Herzog thinks about visiting his first ex-wife Daisy to pick up his son Marco. He figures that hanging out with someone he loves will help him. He prepares for the day to make sure he always has something to say to Marco.
Herzog resists the urge to go to a phone booth and dial the number of a woman named Sono Oguki. We'll find out who she is soon enough.
While lying in bed and trying to fall asleep, Herzog thinks about the first time he ever met Madeleine's parents. The meetings were pleasant enough.
Herzog's relationship with Madeleine was sexual from the start, even though Madeleine was a hardcore Catholic and an ambitious student. She had a way of pushing Herzog aside whenever they'd finished having sex, since she was eager to get back to her personal goals and values. Herzog remembers hating the way she always cast him off when she didn't need him anymore. But then again, was he any better? Didn't he drag her into the country for a whole year just to work on a book he never finished?
Herzog remembers begging Madeleine to have breakfast with him after a night of sex. It was always a struggle getting her to spend time with him.
When they finally agreed to eat together, Madeleine demanded that he not call her at her university anymore. She wanted to keep her personal goals and her love life separate. Ironically, these were the days when Madeleine was asking Herzog to get a divorce from his first wife, Daisy.
When Herzog challenges Madeleine's dependence on her religion, she reminds him about her horrifying childhood. It's sometimes difficult for her to keep herself together, and if religion helps she's more than happy to use it.
Eventually, Madeleine left the church behind. Herzog got a divorce and the two of them married. Herzog bought them a vacation house in the Berkshires when Madeleine got pregnant. Unfortunately, Herzog was in such a rush that he ended up buying a money pit. He never had the house inspected and only found out after the fact that the place needed tons of work.
From that point on, Herzog spent nearly all his time either working on the house or keeping up with his academic work. He was so tired that he had nothing left for his relationship with Madeleine.
But the thing that bothered Madeleine the most was that Herzog would play his oboe whenever he needed a break from work. It was the sound of this sad instrument that would drive Madeleine to shut herself in the car and drive away to cool her head.
Whenever Madeleine would storm out, she'd calm herself down with a little retail therapy. But it all created a vicious cycle. The more Herzog annoyed her, the more money she'd spend. And the more money she spent, the more she'd force Herzog to work harder and annoy her.
Back in the present, Herzog walks down a New York street and sees one of his old playmates from childhood. But the man turns and runs the other way when he sees Herzog. Herzog is deeply hurt and writes a letter to the guy, whose name is Nachman.

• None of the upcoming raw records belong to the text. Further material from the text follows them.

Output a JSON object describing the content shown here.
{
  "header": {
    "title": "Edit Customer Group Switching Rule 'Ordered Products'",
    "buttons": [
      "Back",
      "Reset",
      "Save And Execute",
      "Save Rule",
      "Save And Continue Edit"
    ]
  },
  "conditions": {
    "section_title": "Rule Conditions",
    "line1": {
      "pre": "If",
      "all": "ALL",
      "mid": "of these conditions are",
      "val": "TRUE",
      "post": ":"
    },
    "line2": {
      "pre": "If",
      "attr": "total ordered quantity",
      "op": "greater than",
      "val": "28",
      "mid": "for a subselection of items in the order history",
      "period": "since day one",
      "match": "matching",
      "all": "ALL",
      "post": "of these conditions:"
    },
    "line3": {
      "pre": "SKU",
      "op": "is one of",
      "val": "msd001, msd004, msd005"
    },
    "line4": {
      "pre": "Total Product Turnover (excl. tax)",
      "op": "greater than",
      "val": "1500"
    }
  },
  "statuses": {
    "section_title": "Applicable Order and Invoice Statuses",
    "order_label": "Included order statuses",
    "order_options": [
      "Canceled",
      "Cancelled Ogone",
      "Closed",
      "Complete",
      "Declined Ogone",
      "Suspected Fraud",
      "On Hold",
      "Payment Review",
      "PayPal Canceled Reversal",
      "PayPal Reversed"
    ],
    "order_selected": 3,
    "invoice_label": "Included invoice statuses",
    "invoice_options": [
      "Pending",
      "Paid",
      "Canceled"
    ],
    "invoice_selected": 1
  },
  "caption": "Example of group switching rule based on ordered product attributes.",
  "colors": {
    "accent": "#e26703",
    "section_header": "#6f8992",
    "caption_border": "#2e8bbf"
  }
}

Herzog met Nachman once in Europe, when Nachman was in crisis because his father-in-law had apparently taken his wife away and hidden her somewhere. Nachman's wife had a history of mental illness. The memory only makes Herzog think farther backward, remembering the days when an old rabbi used to give him and Nachman a hard time for being lazy students.
Herzog doesn't stop with his memories of Nachman. He goes back to his childhood in general, thinking about an old drunk who used to board with his family. He also thinks about his father, a man who'd been in the upper class of Russia before he was forced out of the country and became a failure in The United States. In Russia, Father Herzog had cheated the system by using fake I.D. papers. But once he got to America, he was forced to work for his money. And Old Man Herzog was never too good at this.

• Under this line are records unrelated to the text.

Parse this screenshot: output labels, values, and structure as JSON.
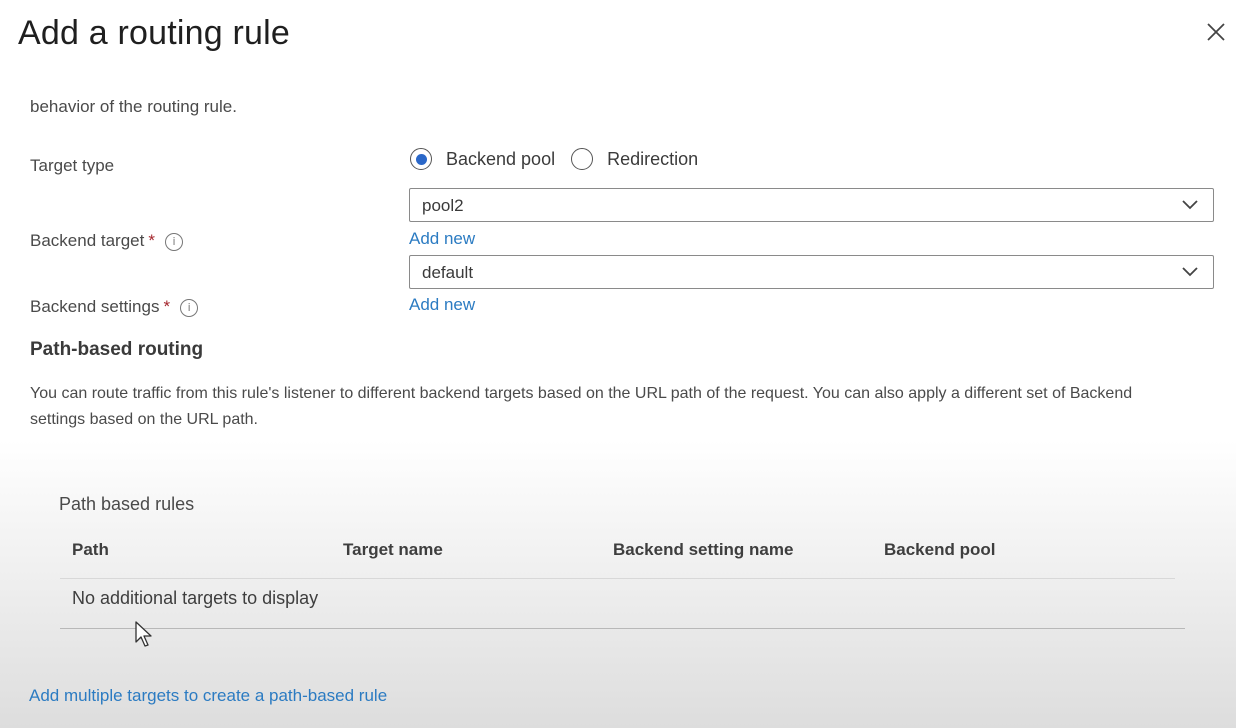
{
  "panel": {
    "title": "Add a routing rule",
    "intro_text": "behavior of the routing rule."
  },
  "target_type": {
    "label": "Target type",
    "options": [
      {
        "label": "Backend pool",
        "selected": true
      },
      {
        "label": "Redirection",
        "selected": false
      }
    ]
  },
  "backend_target": {
    "label": "Backend target",
    "required_mark": "*",
    "value": "pool2",
    "add_new": "Add new"
  },
  "backend_settings": {
    "label": "Backend settings",
    "required_mark": "*",
    "value": "default",
    "add_new": "Add new"
  },
  "path_routing": {
    "heading": "Path-based routing",
    "description": "You can route traffic from this rule's listener to different backend targets based on the URL path of the request. You can also apply a different set of Backend settings based on the URL path.",
    "table_title": "Path based rules",
    "columns": [
      "Path",
      "Target name",
      "Backend setting name",
      "Backend pool"
    ],
    "empty_message": "No additional targets to display",
    "add_link": "Add multiple targets to create a path-based rule"
  },
  "colors": {
    "accent": "#2a67c8",
    "link": "#2b7bc2",
    "required": "#a4262c"
  },
  "icons": {
    "close": "close-icon",
    "info": "info-icon",
    "dropdown": "chevron-down-icon",
    "cursor": "mouse-pointer-icon"
  }
}
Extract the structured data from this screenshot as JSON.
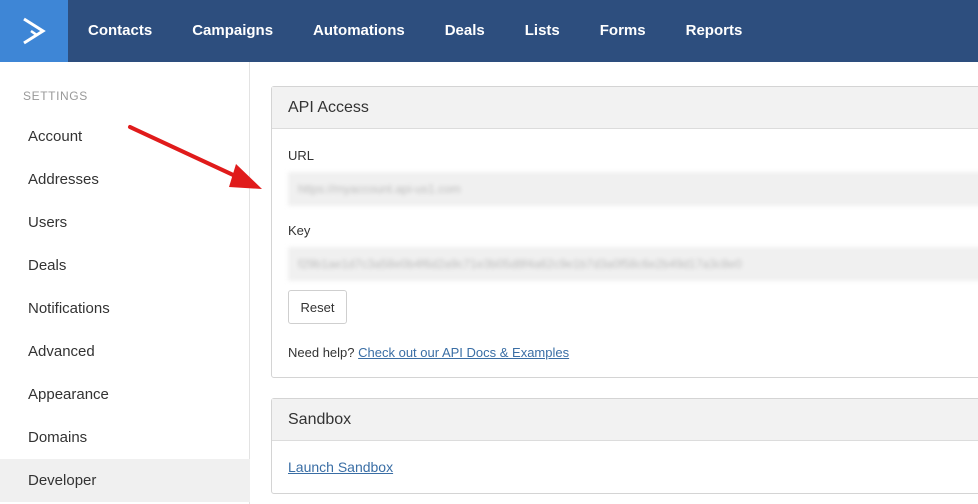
{
  "nav": {
    "items": [
      "Contacts",
      "Campaigns",
      "Automations",
      "Deals",
      "Lists",
      "Forms",
      "Reports"
    ]
  },
  "sidebar": {
    "title": "SETTINGS",
    "items": [
      "Account",
      "Addresses",
      "Users",
      "Deals",
      "Notifications",
      "Advanced",
      "Appearance",
      "Domains",
      "Developer"
    ],
    "active": "Developer"
  },
  "api_access": {
    "title": "API Access",
    "url_label": "URL",
    "url_value": "https://myaccount.api-us1.com",
    "key_label": "Key",
    "key_value": "f29b1ae1d7c3a58e0b4f6d2a9c71e3b05d8f4a62c9e1b7d3a0f58c6e2b49d17a3c8e0",
    "reset_label": "Reset",
    "help_text": "Need help?",
    "help_link": "Check out our API Docs & Examples"
  },
  "sandbox": {
    "title": "Sandbox",
    "link": "Launch Sandbox"
  },
  "colors": {
    "topbar": "#2d4e7e",
    "logo": "#3e86d6",
    "link": "#3a6ea5",
    "arrow": "#e01b1b"
  },
  "icons": {
    "logo": "activecampaign-chevron-icon",
    "annotation": "red-arrow"
  }
}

In America, Father Herzog eventually became an illegal liquor distributor during Prohibition.
Herzog remembers how devastated his mother was when she found out about the death of her brother Mikhail back in Russia. It's pretty clear that his childhood was filled with lots of sadness and frustration.
Maybe worst of all was the fact that Herzog's aunt Zipporah was crazy rich and didn't think too much of Father Herzog. She had made all her money after coming to America, meaning that she had worked hard for it. She also resented the way Father Herzog tried to raise his children with upper class educations when they didn't have any money. But before she got too nasty, she remembered that Mother Herzog's brother Mikhail had died and softened her tone.
Zipporah refused Father Herzog when he asks her for a loan. And history would prove her right for doing so, because Father wanted the money to run booze from Canada into the U.S. But then he got hijacked and beaten up. So he lost his investment and the family had to scramble again to keep things together.
As he writes his letter to Nachman, Herzog realizes for the first time that Nachman's wife must finally be dead. She had been suicidal for a long time, and Nachman probably turned and ran in the street because he couldn't bear to tell the news to Herzog.